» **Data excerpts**
---------------
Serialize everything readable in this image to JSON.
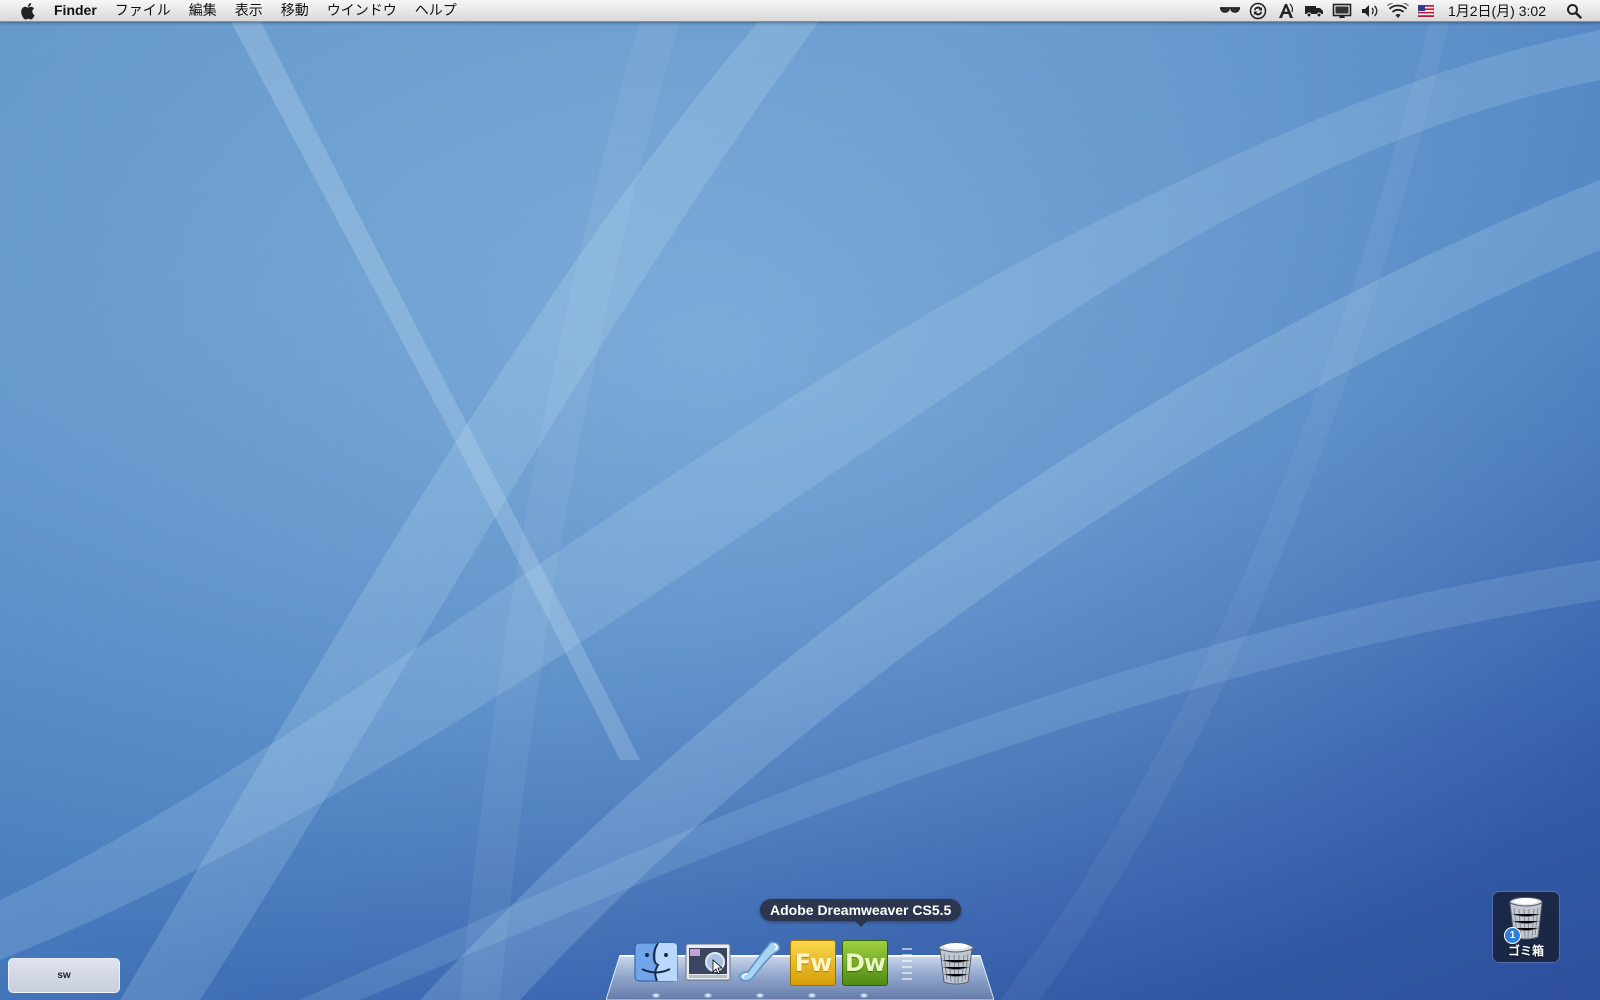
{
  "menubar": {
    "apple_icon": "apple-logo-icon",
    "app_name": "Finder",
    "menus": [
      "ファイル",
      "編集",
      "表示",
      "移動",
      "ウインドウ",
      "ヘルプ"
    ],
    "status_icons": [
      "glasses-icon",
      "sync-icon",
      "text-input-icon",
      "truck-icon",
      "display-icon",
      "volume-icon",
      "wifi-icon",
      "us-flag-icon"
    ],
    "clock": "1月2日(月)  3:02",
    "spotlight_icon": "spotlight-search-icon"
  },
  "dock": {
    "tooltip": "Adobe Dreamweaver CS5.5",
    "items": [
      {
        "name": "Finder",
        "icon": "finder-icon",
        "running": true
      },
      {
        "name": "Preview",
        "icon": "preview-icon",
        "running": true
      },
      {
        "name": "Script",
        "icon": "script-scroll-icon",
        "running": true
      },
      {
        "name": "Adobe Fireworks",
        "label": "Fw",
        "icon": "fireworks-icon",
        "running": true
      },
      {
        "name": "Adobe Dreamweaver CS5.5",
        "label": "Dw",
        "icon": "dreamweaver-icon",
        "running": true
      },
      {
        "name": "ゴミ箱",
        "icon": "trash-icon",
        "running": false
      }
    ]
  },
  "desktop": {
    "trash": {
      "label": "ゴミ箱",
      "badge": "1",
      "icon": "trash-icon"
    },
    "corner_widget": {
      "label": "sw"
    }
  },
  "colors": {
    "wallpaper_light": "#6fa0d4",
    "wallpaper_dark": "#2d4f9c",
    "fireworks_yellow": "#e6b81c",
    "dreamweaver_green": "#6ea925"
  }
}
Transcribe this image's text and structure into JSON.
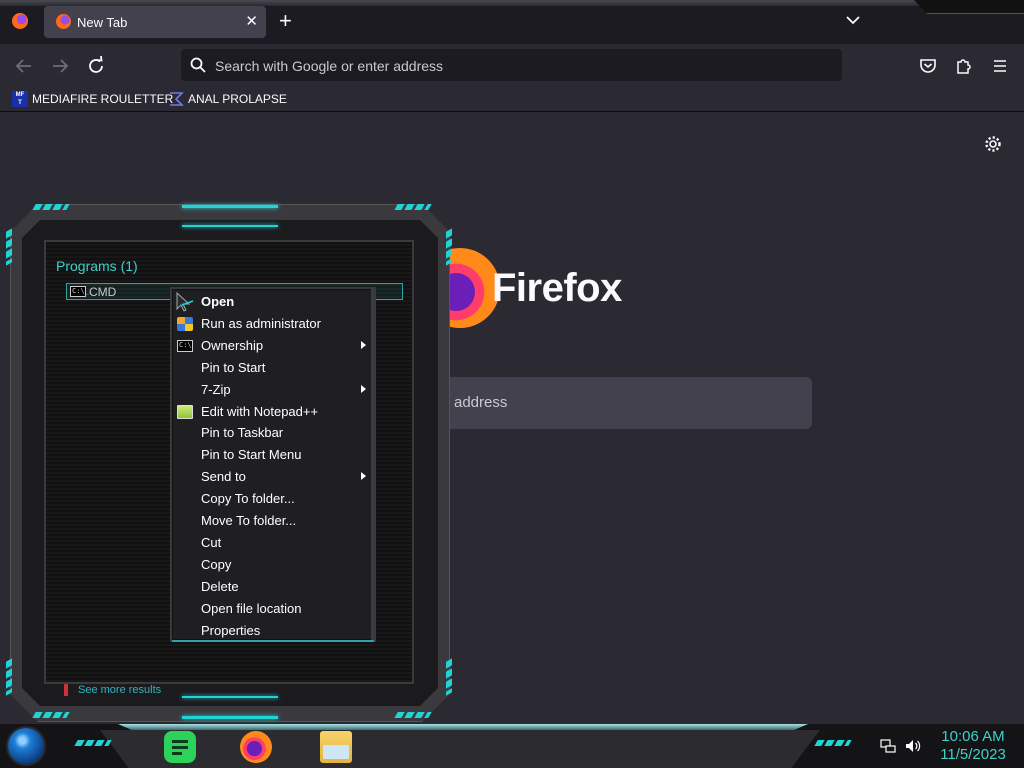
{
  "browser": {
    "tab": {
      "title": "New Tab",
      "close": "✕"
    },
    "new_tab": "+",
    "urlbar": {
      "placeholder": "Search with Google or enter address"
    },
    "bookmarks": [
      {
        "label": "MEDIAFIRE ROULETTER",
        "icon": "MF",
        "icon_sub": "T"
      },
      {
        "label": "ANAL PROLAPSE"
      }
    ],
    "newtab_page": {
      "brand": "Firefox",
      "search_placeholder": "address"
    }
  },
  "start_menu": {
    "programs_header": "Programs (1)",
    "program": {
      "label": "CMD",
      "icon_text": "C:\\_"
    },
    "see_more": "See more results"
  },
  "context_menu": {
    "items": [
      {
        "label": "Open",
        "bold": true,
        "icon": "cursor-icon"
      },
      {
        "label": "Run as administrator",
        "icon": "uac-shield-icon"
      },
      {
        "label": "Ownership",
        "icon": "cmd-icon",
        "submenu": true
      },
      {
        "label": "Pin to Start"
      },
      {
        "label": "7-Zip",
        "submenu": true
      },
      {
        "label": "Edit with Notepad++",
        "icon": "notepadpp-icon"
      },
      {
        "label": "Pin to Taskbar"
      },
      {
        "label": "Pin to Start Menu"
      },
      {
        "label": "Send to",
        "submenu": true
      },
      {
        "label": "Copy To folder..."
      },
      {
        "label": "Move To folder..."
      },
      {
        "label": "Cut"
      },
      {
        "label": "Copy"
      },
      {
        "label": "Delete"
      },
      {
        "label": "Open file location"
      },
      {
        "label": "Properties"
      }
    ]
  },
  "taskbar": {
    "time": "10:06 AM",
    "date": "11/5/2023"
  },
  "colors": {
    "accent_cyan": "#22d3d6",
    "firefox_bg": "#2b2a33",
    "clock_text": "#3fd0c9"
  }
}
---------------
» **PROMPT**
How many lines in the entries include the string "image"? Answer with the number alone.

» **ANSWER FOR THE TASK**
2